In Their Parents Voices is refreshingly honest, compelling, and the new best friend of the transracial adoption community. Simon and Roorda have opened the window of opportunity for us to review the past, reexamine the present, and through this volume, challenge us to change the future of how we address the sensitive issues and cultural connections vital to our children's positive self-image. In harmony with their ground-breaking title, In Their Own Voices, the circle of revelation chronicling the parent and transracial adoptee experience has been completed and represents a new paradigm in our understanding of transracial adoption issues. A must-read for everyone represented in the transracial adoption community and the professional adoption support network.
This is a compelling book about our black and biracial men and women who were adopted by white parents. It is passionately told through the voices of their adoptive parents. This book's influence should move beyond racial and cultural boundaries and give more understanding into the phenomenon of transracial adoption. It calls for the partnership of families like these with black churches and African American mentors.
In Their Parents' Voices is a testament to the 'first generation' of parents who, despite a lack of guidance and support from agencies, were resourceful and got it mostly right for the children they adopted and loved across the color divide. It is an invaluable resource for parents today who have chosen to adopt transracially and provides indispensable 'insider' perspective and wisdom from those who have been there and survived the parenting trenches. All people-adopted or not-will appreciate the openness and honesty of these parents and will be inspired by their love and commitment to their kids.
In Their Parents' Voices is a valuable contribution to the literature on transracial adoption. Rita J. Simon and Rhonda M. Roorda present longitudinal research seldom attempted in this field. Their study shows that a decade after their initial interviews with transracial adoptees, most have flourished despite developmental struggles with their racial identity and indeed have blossomed into confident and productive members of society. Revealing interviews with adoptees' parents offer rare glimpses into the vicissitudes and joys of raising these children. Overall, this book provides reassurance and hope that the transracially adopted child, with love, support, and grounding in his or her racial heritage, can be as psychologically healthy as any other child.

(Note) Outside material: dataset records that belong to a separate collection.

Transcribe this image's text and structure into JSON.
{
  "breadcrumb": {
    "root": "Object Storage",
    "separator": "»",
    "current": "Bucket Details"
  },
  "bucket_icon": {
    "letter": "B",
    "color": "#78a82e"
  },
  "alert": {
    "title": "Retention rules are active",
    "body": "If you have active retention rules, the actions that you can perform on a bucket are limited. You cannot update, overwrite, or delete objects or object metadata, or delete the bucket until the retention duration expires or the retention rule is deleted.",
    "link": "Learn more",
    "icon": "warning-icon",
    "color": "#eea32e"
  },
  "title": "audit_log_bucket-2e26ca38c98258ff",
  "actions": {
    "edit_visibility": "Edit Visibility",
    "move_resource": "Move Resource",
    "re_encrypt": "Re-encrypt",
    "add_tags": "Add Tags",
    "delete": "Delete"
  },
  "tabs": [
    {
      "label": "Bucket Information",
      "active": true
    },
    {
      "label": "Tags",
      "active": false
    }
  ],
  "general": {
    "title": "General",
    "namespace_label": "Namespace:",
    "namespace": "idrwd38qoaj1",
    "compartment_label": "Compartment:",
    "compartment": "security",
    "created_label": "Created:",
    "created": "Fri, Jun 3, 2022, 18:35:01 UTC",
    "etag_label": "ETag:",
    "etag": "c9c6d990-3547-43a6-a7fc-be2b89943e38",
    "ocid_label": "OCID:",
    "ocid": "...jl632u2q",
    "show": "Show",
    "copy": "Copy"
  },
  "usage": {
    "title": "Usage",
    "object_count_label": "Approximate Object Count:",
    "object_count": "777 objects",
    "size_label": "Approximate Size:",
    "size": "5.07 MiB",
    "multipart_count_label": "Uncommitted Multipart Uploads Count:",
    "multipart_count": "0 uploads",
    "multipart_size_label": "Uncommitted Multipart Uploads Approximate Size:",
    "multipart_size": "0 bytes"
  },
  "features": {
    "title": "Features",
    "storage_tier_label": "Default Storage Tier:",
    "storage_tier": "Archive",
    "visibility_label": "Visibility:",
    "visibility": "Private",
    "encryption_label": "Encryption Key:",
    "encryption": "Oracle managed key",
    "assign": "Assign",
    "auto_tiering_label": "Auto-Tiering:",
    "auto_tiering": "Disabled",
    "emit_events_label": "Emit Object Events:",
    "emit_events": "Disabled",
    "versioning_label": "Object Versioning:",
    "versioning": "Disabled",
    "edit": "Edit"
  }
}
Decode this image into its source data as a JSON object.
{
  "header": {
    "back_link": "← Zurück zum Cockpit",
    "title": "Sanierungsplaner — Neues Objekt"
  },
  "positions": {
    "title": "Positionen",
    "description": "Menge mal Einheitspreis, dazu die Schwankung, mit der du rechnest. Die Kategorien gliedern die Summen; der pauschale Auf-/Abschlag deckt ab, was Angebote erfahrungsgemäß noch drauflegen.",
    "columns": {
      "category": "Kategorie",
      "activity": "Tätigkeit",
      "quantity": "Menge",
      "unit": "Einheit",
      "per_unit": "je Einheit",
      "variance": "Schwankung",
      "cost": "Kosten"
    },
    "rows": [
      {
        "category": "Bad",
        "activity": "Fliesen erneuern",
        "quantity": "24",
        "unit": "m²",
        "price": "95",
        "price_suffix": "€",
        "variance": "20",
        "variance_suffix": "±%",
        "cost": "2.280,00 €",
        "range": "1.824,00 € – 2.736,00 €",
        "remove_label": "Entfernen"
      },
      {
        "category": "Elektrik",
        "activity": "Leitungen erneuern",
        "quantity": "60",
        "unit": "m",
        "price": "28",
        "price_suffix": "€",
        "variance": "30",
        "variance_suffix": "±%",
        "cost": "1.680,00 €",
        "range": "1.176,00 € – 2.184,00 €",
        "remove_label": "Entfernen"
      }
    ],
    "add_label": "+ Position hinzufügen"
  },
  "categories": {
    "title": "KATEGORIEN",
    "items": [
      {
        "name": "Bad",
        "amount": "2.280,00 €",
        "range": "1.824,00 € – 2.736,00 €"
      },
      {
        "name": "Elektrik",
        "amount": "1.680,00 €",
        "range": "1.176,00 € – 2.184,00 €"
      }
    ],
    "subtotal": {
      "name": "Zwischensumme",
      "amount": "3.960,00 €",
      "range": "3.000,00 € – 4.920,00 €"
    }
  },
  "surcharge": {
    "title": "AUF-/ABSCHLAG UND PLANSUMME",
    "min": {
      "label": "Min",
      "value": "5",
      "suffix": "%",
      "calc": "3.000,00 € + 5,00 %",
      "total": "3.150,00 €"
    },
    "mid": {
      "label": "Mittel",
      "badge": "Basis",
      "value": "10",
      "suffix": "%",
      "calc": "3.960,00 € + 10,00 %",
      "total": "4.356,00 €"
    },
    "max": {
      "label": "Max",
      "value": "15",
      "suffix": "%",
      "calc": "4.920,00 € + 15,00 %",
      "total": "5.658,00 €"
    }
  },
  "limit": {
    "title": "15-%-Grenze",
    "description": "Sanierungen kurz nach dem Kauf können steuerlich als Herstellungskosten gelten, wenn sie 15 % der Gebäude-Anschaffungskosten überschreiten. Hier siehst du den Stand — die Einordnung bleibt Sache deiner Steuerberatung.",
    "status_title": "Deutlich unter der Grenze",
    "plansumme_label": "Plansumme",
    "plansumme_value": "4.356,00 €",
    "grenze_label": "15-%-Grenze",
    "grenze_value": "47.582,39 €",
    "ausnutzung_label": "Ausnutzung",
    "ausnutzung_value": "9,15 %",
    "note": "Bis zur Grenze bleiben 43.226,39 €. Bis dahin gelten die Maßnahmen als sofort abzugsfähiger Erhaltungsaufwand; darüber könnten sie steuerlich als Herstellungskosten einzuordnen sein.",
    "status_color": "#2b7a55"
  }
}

Rita J. Simon and Rhonda M. Roorda are insightful students of transracial adoption to whom all that are interested in this complex subject are deeply indebted. In Their Parents' Voices is an important, unique, and fascinating resource.